--When a storm approaches, it is important to be aware of how vulnerable you are to its impact. Don't just rely on weather predictions. Familiarize yourself with your area's evacuation orders and routes established by local authorities to ensure a safe and fast evacuation, if necessary.
With the 2023 Atlantic hurricane season underway and running until November, early indications pointed to a slightly below-average season this year. However, with El Niño conditions present and their effect on storms still unfolding, uncertainties remain, with the potential for an active season.
A single storm, like Hurricane Ian in 2022, can cause catastrophic damage, and the National Hurricane Center in the U.S. advises that preparations should not be based on seasonal forecasts. Developing a well-defined preparedness plan is crucial to mitigate damage from hurricanes and other extreme weather events.
Understanding Storm Risks
Storms come in various forms, such as hurricanes, tornados, cyclones and harsh winter conditions, and the possible damage from intense storms includes flooding, falling trees and damage to rooftops, automobiles and powerlines. It is essential to recognize the specific storm risks in your area and take steps to mitigate them.
Knowing Your Zone
When a storm approaches, it is important to be aware of how vulnerable you are to its impact. In the U.S., the National Hurricane Center advises to "Know Your Zone," which means knowing your evacuation orders based on the potential threat, rather than relying on weather predictions. Familiarize yourself with your area's evacuation orders and routes established by local authorities to ensure a safe and fast evacuation, if necessary.
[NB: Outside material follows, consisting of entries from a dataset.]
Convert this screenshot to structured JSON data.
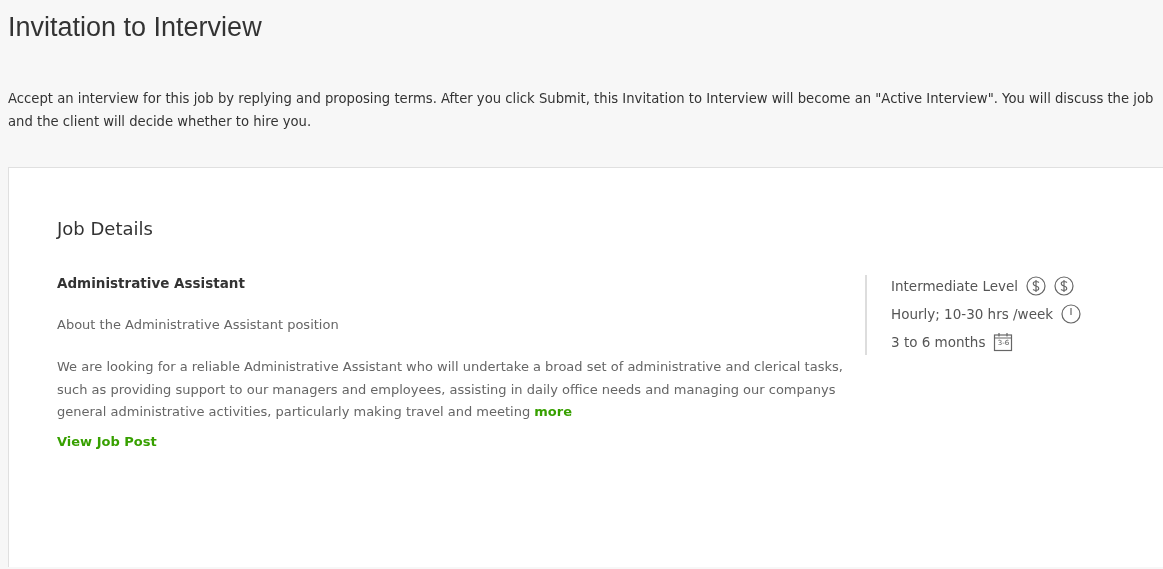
{
  "page": {
    "title": "Invitation to Interview",
    "intro": "Accept an interview for this job by replying and proposing terms. After you click Submit, this Invitation to Interview will become an \"Active Interview\". You will discuss the job and the client will decide whether to hire you."
  },
  "job_details": {
    "heading": "Job Details",
    "job_title": "Administrative Assistant",
    "subtitle": "About the Administrative Assistant position",
    "description": "We are looking for a reliable Administrative Assistant who will undertake a broad set of administrative and clerical tasks, such as providing support to our managers and employees, assisting in daily office needs and managing our companys general administrative activities, particularly making travel and meeting",
    "more_link": "more",
    "view_link": "View Job Post",
    "facts": [
      {
        "kind": "level",
        "text": "Intermediate Level"
      },
      {
        "kind": "hours",
        "text": "Hourly; 10-30 hrs /week"
      },
      {
        "kind": "duration",
        "text": "3 to 6 months",
        "icon_label": "3-6"
      }
    ]
  }
}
See also: Weather Science Supercharges Solutions
Creating an Emergency Plan
To minimize loss and ensure your safety, your plan should include actions to take during, before and after the storm. Consider implementing the following when developing your emergency plan:
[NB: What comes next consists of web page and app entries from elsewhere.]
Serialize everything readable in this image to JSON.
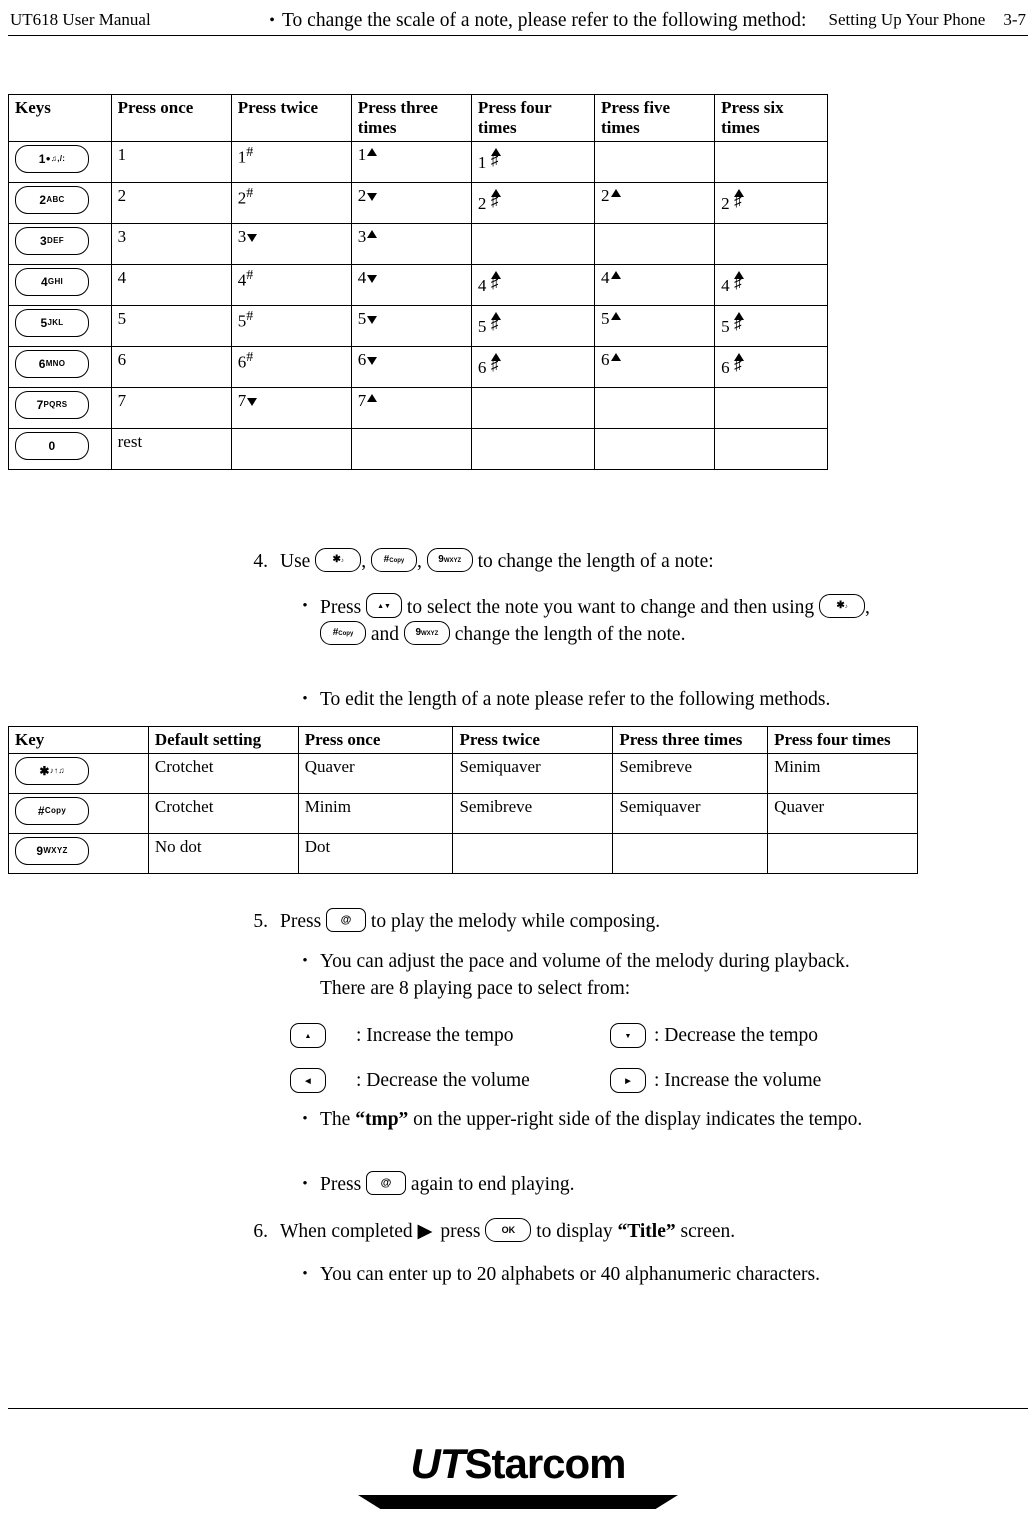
{
  "header": {
    "left": "UT618 User Manual",
    "right": "Setting Up Your Phone",
    "page": "3-7"
  },
  "intro_bullet": "To change the scale of a note, please refer to the following method:",
  "keys_table": {
    "headers": [
      "Keys",
      "Press once",
      "Press twice",
      "Press three times",
      "Press four times",
      "Press five times",
      "Press six times"
    ],
    "rows": [
      {
        "key_label": "1",
        "key_sub": "●♫,/:",
        "cells": [
          "1",
          "1#",
          "1▲",
          "1▲#",
          "",
          ""
        ]
      },
      {
        "key_label": "2",
        "key_sub": "ABC",
        "cells": [
          "2",
          "2#",
          "2▼",
          "2▲#",
          "2▲",
          "2▲#"
        ]
      },
      {
        "key_label": "3",
        "key_sub": "DEF",
        "cells": [
          "3",
          "3▼",
          "3▲",
          "",
          "",
          ""
        ]
      },
      {
        "key_label": "4",
        "key_sub": "GHI",
        "cells": [
          "4",
          "4#",
          "4▼",
          "4▲#",
          "4▲",
          "4▲#"
        ]
      },
      {
        "key_label": "5",
        "key_sub": "JKL",
        "cells": [
          "5",
          "5#",
          "5▼",
          "5▲#",
          "5▲",
          "5▲#"
        ]
      },
      {
        "key_label": "6",
        "key_sub": "MNO",
        "cells": [
          "6",
          "6#",
          "6▼",
          "6▲#",
          "6▲",
          "6▲#"
        ]
      },
      {
        "key_label": "7",
        "key_sub": "PQRS",
        "cells": [
          "7",
          "7▼",
          "7▲",
          "",
          "",
          ""
        ]
      },
      {
        "key_label": "0",
        "key_sub": "",
        "cells": [
          "rest",
          "",
          "",
          "",
          "",
          ""
        ]
      }
    ]
  },
  "step4": {
    "number": "4.",
    "text_before": "Use",
    "text_mid1": ",",
    "text_mid2": ",",
    "text_after": "to change the length of a note:",
    "key1": {
      "big": "✳",
      "sub": "♫↑♪"
    },
    "key2": {
      "big": "#",
      "sub": "Copy"
    },
    "key3": {
      "big": "9",
      "sub": "WXYZ"
    }
  },
  "sub4a": {
    "part1": "Press",
    "part2": "to select the note you want to change and then using",
    "part3": ",",
    "part4": "and",
    "part5": "change the length of the note.",
    "navkey": {
      "big": "▲",
      "sub": "▼"
    }
  },
  "sub4b": "To edit the length of a note please refer to the following methods.",
  "note_table": {
    "headers": [
      "Key",
      "Default setting",
      "Press once",
      "Press twice",
      "Press three times",
      "Press four times"
    ],
    "rows": [
      {
        "key": {
          "big": "✳",
          "sub": "♫↑♪"
        },
        "cells": [
          "Crotchet",
          "Quaver",
          "Semiquaver",
          "Semibreve",
          "Minim"
        ]
      },
      {
        "key": {
          "big": "#",
          "sub": "Copy"
        },
        "cells": [
          "Crotchet",
          "Minim",
          "Semibreve",
          "Semiquaver",
          "Quaver"
        ]
      },
      {
        "key": {
          "big": "9",
          "sub": "WXYZ"
        },
        "cells": [
          "No dot",
          "Dot",
          "",
          "",
          ""
        ]
      }
    ]
  },
  "step5": {
    "number": "5.",
    "text_before": "Press",
    "text_after": "to play the melody while composing.",
    "key": {
      "big": "@",
      "sub": ""
    }
  },
  "sub5a": {
    "line1": "You can adjust the pace and volume of the melody during playback.",
    "line2": "There are 8 playing pace to select from:"
  },
  "tempo": [
    {
      "left_key": "up",
      "left_label": ": Increase the tempo",
      "right_key": "down",
      "right_label": ": Decrease the tempo"
    },
    {
      "left_key": "vol-down",
      "left_label": ": Decrease the volume",
      "right_key": "vol-up",
      "right_label": ": Increase the volume"
    }
  ],
  "sub5b": {
    "p1": "The",
    "bold": "“tmp”",
    "p2": "on the upper-right side of the display indicates the",
    "p3": "tempo."
  },
  "sub5c": {
    "p1": "Press",
    "p2": "again to end playing.",
    "key": {
      "big": "@",
      "sub": ""
    }
  },
  "step6": {
    "number": "6.",
    "p1": "When completed",
    "p2": "press",
    "p3": "to display",
    "bold": "“Title”",
    "p4": "screen.",
    "okkey": "OK"
  },
  "sub6a": "You can enter up to 20 alphabets or 40 alphanumeric characters.",
  "footer": {
    "logo_ut": "UT",
    "logo_rest": "Starcom"
  }
}
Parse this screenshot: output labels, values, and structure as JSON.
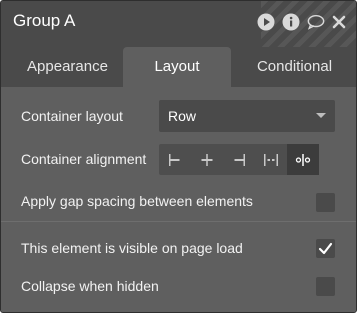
{
  "header": {
    "title": "Group A",
    "icons": [
      "play-icon",
      "info-icon",
      "comment-icon",
      "close-icon"
    ]
  },
  "tabs": [
    {
      "label": "Appearance",
      "active": false
    },
    {
      "label": "Layout",
      "active": true
    },
    {
      "label": "Conditional",
      "active": false
    }
  ],
  "layout": {
    "container_layout_label": "Container layout",
    "container_layout_value": "Row",
    "container_alignment_label": "Container alignment",
    "alignment_options": [
      "align-left-icon",
      "align-center-icon",
      "align-right-icon",
      "space-between-icon",
      "space-around-icon"
    ],
    "alignment_selected": "space-around-icon",
    "gap_label": "Apply gap spacing between elements",
    "gap_checked": false,
    "visible_label": "This element is visible on page load",
    "visible_checked": true,
    "collapse_label": "Collapse when hidden",
    "collapse_checked": false
  },
  "colors": {
    "panel_bg": "#4a4a4a",
    "body_bg": "#5f5f5f",
    "text": "#f2f2f2"
  }
}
- Training: Provide comprehensive training for your household or business on storm preparedness. This includes understanding evacuation procedures and protocols given by authorities, emergency communications and first aid instructions. You can also conduct emergency drills to ensure your employees are familiar with the protocols, including where to evacuate.
- Building inspections: Regularly inspect your premises to identify and address any vulnerabilities. Check the structure of the building, secure loose objects and reinforce doors and windows.
- Anchoring equipment: Anchor or relocate vulnerable equipment and other shelf items to safer areas or off-site storage spaces.
- Protecting windows: Install hurricane or storm shutters to act as a barrier against wind from a storm. Window security film can also be applied to the inside of windows to help keep them intact during a storm.
- Flood protection: If your building is in a flood-prone area, install flood barriers, move electrical objects to a higher area and ensure proper drainage systems are installed.
- Salvage and recovery: Develop a plan to salvage and recover vital assets and documents in the aftermath of a storm. This includes having procedures in place for drying equipment and for temporary storage.
- Damage assessment: Establish protocols for conducting thorough damage assessments after a storm. Immediately documenting and reporting any damages to insurance providers will help expedite the claims process.
A single storm can cause catastrophic damage, but by understanding the risks associated with storms, knowing evacuation orders and creating an emergency plan you can mitigate the many negative outcomes that come from severe storms. If you are in the U.S., visit National Hurricane Preparedness for more information about your risk and how to develop an evacuation plan.